Goal of the exercise
Every entry must be reproduced word for word.

Dataset rows describing interfaces:
┌──
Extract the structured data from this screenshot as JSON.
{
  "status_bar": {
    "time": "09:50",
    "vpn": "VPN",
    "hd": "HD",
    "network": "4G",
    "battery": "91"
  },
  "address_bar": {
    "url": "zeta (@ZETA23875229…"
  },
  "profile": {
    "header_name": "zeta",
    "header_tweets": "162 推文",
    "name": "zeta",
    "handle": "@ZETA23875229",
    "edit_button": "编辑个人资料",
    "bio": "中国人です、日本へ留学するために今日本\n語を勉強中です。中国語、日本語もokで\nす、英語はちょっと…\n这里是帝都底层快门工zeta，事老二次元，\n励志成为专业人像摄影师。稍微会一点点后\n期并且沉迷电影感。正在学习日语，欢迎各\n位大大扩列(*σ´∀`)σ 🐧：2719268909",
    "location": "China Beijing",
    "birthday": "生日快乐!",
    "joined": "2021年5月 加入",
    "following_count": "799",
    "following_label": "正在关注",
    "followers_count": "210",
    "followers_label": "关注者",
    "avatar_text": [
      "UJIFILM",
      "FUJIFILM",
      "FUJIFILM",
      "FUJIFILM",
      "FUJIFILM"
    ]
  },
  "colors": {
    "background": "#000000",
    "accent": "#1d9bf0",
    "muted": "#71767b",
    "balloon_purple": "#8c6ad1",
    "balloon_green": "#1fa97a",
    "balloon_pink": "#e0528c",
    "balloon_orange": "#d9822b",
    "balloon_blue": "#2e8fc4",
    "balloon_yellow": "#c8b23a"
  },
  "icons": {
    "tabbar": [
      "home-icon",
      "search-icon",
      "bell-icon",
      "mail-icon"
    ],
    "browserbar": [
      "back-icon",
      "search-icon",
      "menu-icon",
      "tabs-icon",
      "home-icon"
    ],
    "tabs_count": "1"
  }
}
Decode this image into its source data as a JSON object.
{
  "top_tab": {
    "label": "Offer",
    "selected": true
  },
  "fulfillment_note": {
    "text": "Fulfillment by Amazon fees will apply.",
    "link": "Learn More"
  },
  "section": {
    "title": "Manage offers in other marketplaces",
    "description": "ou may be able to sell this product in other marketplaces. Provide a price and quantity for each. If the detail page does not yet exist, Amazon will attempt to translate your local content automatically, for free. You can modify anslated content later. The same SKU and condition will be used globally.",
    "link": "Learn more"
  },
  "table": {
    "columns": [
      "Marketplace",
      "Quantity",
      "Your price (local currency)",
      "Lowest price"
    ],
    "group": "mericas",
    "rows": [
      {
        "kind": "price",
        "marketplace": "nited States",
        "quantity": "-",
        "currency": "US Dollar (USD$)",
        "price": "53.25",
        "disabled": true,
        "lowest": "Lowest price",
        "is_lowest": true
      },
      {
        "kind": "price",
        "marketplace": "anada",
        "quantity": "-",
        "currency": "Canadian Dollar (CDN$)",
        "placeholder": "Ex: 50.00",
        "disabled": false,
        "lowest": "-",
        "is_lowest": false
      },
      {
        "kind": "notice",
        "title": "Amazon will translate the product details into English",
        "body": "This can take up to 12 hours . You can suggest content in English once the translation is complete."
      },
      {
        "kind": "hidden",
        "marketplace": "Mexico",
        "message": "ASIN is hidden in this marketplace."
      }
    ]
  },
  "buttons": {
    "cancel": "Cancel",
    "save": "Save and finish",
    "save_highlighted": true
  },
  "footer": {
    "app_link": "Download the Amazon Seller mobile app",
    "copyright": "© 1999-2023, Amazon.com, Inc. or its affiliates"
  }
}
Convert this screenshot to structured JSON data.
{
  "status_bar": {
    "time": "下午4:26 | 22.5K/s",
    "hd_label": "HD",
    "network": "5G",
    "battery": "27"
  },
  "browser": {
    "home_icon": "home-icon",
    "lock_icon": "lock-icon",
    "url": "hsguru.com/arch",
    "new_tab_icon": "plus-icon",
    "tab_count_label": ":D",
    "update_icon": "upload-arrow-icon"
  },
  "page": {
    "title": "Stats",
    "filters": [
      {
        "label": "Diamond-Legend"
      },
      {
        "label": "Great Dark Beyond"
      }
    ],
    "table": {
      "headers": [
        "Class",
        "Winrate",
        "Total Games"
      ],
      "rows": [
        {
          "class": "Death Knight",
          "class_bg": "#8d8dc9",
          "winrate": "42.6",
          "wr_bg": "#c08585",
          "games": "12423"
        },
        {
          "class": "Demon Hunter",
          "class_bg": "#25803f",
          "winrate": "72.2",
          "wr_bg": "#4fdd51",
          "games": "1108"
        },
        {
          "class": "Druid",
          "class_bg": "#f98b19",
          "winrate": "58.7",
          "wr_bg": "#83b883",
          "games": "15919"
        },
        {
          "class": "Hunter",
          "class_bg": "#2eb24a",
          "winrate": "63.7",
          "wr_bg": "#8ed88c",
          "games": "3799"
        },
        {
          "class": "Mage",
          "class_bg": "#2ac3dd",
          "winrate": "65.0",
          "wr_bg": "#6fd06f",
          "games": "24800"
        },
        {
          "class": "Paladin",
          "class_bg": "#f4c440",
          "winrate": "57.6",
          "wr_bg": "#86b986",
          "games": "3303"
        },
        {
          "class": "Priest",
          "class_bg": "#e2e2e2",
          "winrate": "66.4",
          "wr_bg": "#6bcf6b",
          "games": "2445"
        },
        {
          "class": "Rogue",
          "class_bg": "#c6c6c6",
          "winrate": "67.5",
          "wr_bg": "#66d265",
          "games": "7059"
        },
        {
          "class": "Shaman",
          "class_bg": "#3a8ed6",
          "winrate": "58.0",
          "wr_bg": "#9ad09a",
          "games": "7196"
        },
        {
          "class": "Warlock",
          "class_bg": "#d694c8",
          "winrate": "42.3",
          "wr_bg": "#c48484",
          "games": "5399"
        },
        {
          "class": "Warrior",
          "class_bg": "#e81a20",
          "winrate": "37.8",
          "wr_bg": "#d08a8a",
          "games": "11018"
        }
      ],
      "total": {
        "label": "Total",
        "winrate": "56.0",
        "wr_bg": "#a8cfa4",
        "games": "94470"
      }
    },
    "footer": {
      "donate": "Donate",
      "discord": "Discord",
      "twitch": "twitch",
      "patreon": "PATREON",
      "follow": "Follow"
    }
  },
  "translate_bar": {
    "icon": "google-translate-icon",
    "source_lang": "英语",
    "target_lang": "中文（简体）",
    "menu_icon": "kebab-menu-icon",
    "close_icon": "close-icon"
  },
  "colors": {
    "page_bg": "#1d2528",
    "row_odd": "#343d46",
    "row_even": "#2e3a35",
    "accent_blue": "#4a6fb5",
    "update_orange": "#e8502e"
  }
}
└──
Answer below
Extract the structured data from this screenshot as JSON.
{
  "status_bar": {
    "time": "09:50",
    "vpn": "VPN",
    "hd": "HD",
    "network": "4G",
    "battery": "91"
  },
  "address_bar": {
    "url": "zeta (@ZETA23875229…"
  },
  "profile": {
    "header_name": "zeta",
    "header_tweets": "162 推文",
    "name": "zeta",
    "handle": "@ZETA23875229",
    "edit_button": "编辑个人资料",
    "bio": "中国人です、日本へ留学するために今日本\n語を勉強中です。中国語、日本語もokで\nす、英語はちょっと…\n这里是帝都底层快门工zeta，事老二次元，\n励志成为专业人像摄影师。稍微会一点点后\n期并且沉迷电影感。正在学习日语，欢迎各\n位大大扩列(*σ´∀`)σ 🐧：2719268909",
    "location": "China Beijing",
    "birthday": "生日快乐!",
    "joined": "2021年5月 加入",
    "following_count": "799",
    "following_label": "正在关注",
    "followers_count": "210",
    "followers_label": "关注者",
    "avatar_text": [
      "UJIFILM",
      "FUJIFILM",
      "FUJIFILM",
      "FUJIFILM",
      "FUJIFILM"
    ]
  },
  "colors": {
    "background": "#000000",
    "accent": "#1d9bf0",
    "muted": "#71767b",
    "balloon_purple": "#8c6ad1",
    "balloon_green": "#1fa97a",
    "balloon_pink": "#e0528c",
    "balloon_orange": "#d9822b",
    "balloon_blue": "#2e8fc4",
    "balloon_yellow": "#c8b23a"
  },
  "icons": {
    "tabbar": [
      "home-icon",
      "search-icon",
      "bell-icon",
      "mail-icon"
    ],
    "browserbar": [
      "back-icon",
      "search-icon",
      "menu-icon",
      "tabs-icon",
      "home-icon"
    ],
    "tabs_count": "1"
  }
}
Decode this image into its source data as a JSON object.
{
  "top_tab": {
    "label": "Offer",
    "selected": true
  },
  "fulfillment_note": {
    "text": "Fulfillment by Amazon fees will apply.",
    "link": "Learn More"
  },
  "section": {
    "title": "Manage offers in other marketplaces",
    "description": "ou may be able to sell this product in other marketplaces. Provide a price and quantity for each. If the detail page does not yet exist, Amazon will attempt to translate your local content automatically, for free. You can modify anslated content later. The same SKU and condition will be used globally.",
    "link": "Learn more"
  },
  "table": {
    "columns": [
      "Marketplace",
      "Quantity",
      "Your price (local currency)",
      "Lowest price"
    ],
    "group": "mericas",
    "rows": [
      {
        "kind": "price",
        "marketplace": "nited States",
        "quantity": "-",
        "currency": "US Dollar (USD$)",
        "price": "53.25",
        "disabled": true,
        "lowest": "Lowest price",
        "is_lowest": true
      },
      {
        "kind": "price",
        "marketplace": "anada",
        "quantity": "-",
        "currency": "Canadian Dollar (CDN$)",
        "placeholder": "Ex: 50.00",
        "disabled": false,
        "lowest": "-",
        "is_lowest": false
      },
      {
        "kind": "notice",
        "title": "Amazon will translate the product details into English",
        "body": "This can take up to 12 hours . You can suggest content in English once the translation is complete."
      },
      {
        "kind": "hidden",
        "marketplace": "Mexico",
        "message": "ASIN is hidden in this marketplace."
      }
    ]
  },
  "buttons": {
    "cancel": "Cancel",
    "save": "Save and finish",
    "save_highlighted": true
  },
  "footer": {
    "app_link": "Download the Amazon Seller mobile app",
    "copyright": "© 1999-2023, Amazon.com, Inc. or its affiliates"
  }
}
Convert this screenshot to structured JSON data.
{
  "status_bar": {
    "time": "下午4:26 | 22.5K/s",
    "hd_label": "HD",
    "network": "5G",
    "battery": "27"
  },
  "browser": {
    "home_icon": "home-icon",
    "lock_icon": "lock-icon",
    "url": "hsguru.com/arch",
    "new_tab_icon": "plus-icon",
    "tab_count_label": ":D",
    "update_icon": "upload-arrow-icon"
  },
  "page": {
    "title": "Stats",
    "filters": [
      {
        "label": "Diamond-Legend"
      },
      {
        "label": "Great Dark Beyond"
      }
    ],
    "table": {
      "headers": [
        "Class",
        "Winrate",
        "Total Games"
      ],
      "rows": [
        {
          "class": "Death Knight",
          "class_bg": "#8d8dc9",
          "winrate": "42.6",
          "wr_bg": "#c08585",
          "games": "12423"
        },
        {
          "class": "Demon Hunter",
          "class_bg": "#25803f",
          "winrate": "72.2",
          "wr_bg": "#4fdd51",
          "games": "1108"
        },
        {
          "class": "Druid",
          "class_bg": "#f98b19",
          "winrate": "58.7",
          "wr_bg": "#83b883",
          "games": "15919"
        },
        {
          "class": "Hunter",
          "class_bg": "#2eb24a",
          "winrate": "63.7",
          "wr_bg": "#8ed88c",
          "games": "3799"
        },
        {
          "class": "Mage",
          "class_bg": "#2ac3dd",
          "winrate": "65.0",
          "wr_bg": "#6fd06f",
          "games": "24800"
        },
        {
          "class": "Paladin",
          "class_bg": "#f4c440",
          "winrate": "57.6",
          "wr_bg": "#86b986",
          "games": "3303"
        },
        {
          "class": "Priest",
          "class_bg": "#e2e2e2",
          "winrate": "66.4",
          "wr_bg": "#6bcf6b",
          "games": "2445"
        },
        {
          "class": "Rogue",
          "class_bg": "#c6c6c6",
          "winrate": "67.5",
          "wr_bg": "#66d265",
          "games": "7059"
        },
        {
          "class": "Shaman",
          "class_bg": "#3a8ed6",
          "winrate": "58.0",
          "wr_bg": "#9ad09a",
          "games": "7196"
        },
        {
          "class": "Warlock",
          "class_bg": "#d694c8",
          "winrate": "42.3",
          "wr_bg": "#c48484",
          "games": "5399"
        },
        {
          "class": "Warrior",
          "class_bg": "#e81a20",
          "winrate": "37.8",
          "wr_bg": "#d08a8a",
          "games": "11018"
        }
      ],
      "total": {
        "label": "Total",
        "winrate": "56.0",
        "wr_bg": "#a8cfa4",
        "games": "94470"
      }
    },
    "footer": {
      "donate": "Donate",
      "discord": "Discord",
      "twitch": "twitch",
      "patreon": "PATREON",
      "follow": "Follow"
    }
  },
  "translate_bar": {
    "icon": "google-translate-icon",
    "source_lang": "英语",
    "target_lang": "中文（简体）",
    "menu_icon": "kebab-menu-icon",
    "close_icon": "close-icon"
  },
  "colors": {
    "page_bg": "#1d2528",
    "row_odd": "#343d46",
    "row_even": "#2e3a35",
    "accent_blue": "#4a6fb5",
    "update_orange": "#e8502e"
  }
}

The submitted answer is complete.